*Problem to work on*: Pictures excluded, copy all of the data below exactly.

:: Records supplied

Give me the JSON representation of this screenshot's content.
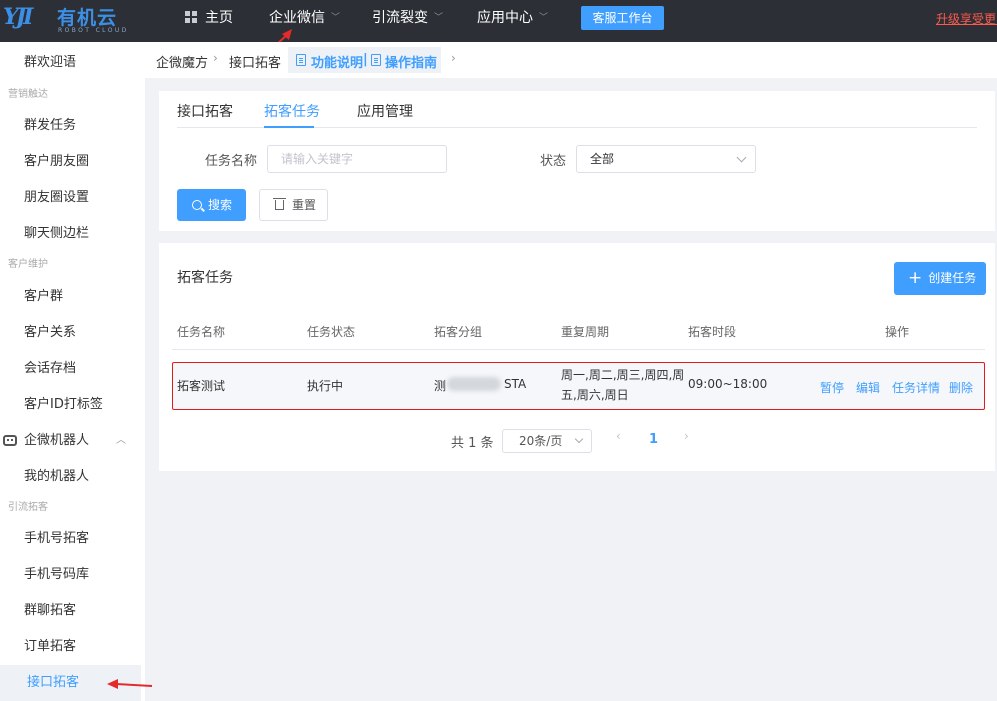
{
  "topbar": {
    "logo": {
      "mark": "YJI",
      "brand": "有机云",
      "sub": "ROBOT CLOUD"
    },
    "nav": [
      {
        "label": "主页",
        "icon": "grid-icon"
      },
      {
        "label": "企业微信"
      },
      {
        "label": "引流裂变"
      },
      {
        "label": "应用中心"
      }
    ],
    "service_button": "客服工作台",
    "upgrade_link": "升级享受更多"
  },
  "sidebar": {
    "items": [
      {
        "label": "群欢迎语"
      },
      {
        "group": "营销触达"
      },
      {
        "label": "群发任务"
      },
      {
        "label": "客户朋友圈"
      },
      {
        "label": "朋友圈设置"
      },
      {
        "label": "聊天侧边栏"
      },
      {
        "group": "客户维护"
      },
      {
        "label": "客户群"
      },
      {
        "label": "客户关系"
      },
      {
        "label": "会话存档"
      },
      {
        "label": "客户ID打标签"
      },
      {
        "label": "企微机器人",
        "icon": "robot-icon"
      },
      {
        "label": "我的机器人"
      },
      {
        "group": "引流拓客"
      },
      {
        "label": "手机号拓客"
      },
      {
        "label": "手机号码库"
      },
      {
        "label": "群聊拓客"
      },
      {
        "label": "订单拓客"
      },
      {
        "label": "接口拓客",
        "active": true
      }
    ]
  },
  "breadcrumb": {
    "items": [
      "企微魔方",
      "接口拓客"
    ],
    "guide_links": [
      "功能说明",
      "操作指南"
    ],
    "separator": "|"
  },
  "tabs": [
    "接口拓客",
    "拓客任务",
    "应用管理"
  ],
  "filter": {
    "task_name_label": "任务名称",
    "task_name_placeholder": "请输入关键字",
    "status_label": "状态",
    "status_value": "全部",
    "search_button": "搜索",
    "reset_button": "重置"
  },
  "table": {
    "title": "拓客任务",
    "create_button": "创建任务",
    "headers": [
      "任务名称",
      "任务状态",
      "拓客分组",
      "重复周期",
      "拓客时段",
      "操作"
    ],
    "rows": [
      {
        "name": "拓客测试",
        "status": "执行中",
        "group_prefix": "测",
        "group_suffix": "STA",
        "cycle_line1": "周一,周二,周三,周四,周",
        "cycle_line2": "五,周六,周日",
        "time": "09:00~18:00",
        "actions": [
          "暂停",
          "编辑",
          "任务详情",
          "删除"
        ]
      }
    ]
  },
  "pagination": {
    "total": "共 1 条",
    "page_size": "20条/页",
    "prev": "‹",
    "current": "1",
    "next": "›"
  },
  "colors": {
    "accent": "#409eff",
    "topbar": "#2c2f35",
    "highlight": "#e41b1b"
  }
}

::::

*Finished task*:
Give me the JSON representation of this screenshot's content.
{
  "topbar": {
    "logo": {
      "mark": "YJI",
      "brand": "有机云",
      "sub": "ROBOT CLOUD"
    },
    "nav": [
      {
        "label": "主页",
        "icon": "grid-icon"
      },
      {
        "label": "企业微信"
      },
      {
        "label": "引流裂变"
      },
      {
        "label": "应用中心"
      }
    ],
    "service_button": "客服工作台",
    "upgrade_link": "升级享受更多"
  },
  "sidebar": {
    "items": [
      {
        "label": "群欢迎语"
      },
      {
        "group": "营销触达"
      },
      {
        "label": "群发任务"
      },
      {
        "label": "客户朋友圈"
      },
      {
        "label": "朋友圈设置"
      },
      {
        "label": "聊天侧边栏"
      },
      {
        "group": "客户维护"
      },
      {
        "label": "客户群"
      },
      {
        "label": "客户关系"
      },
      {
        "label": "会话存档"
      },
      {
        "label": "客户ID打标签"
      },
      {
        "label": "企微机器人",
        "icon": "robot-icon"
      },
      {
        "label": "我的机器人"
      },
      {
        "group": "引流拓客"
      },
      {
        "label": "手机号拓客"
      },
      {
        "label": "手机号码库"
      },
      {
        "label": "群聊拓客"
      },
      {
        "label": "订单拓客"
      },
      {
        "label": "接口拓客",
        "active": true
      }
    ]
  },
  "breadcrumb": {
    "items": [
      "企微魔方",
      "接口拓客"
    ],
    "guide_links": [
      "功能说明",
      "操作指南"
    ],
    "separator": "|"
  },
  "tabs": [
    "接口拓客",
    "拓客任务",
    "应用管理"
  ],
  "filter": {
    "task_name_label": "任务名称",
    "task_name_placeholder": "请输入关键字",
    "status_label": "状态",
    "status_value": "全部",
    "search_button": "搜索",
    "reset_button": "重置"
  },
  "table": {
    "title": "拓客任务",
    "create_button": "创建任务",
    "headers": [
      "任务名称",
      "任务状态",
      "拓客分组",
      "重复周期",
      "拓客时段",
      "操作"
    ],
    "rows": [
      {
        "name": "拓客测试",
        "status": "执行中",
        "group_prefix": "测",
        "group_suffix": "STA",
        "cycle_line1": "周一,周二,周三,周四,周",
        "cycle_line2": "五,周六,周日",
        "time": "09:00~18:00",
        "actions": [
          "暂停",
          "编辑",
          "任务详情",
          "删除"
        ]
      }
    ]
  },
  "pagination": {
    "total": "共 1 条",
    "page_size": "20条/页",
    "prev": "‹",
    "current": "1",
    "next": "›"
  },
  "colors": {
    "accent": "#409eff",
    "topbar": "#2c2f35",
    "highlight": "#e41b1b"
  }
}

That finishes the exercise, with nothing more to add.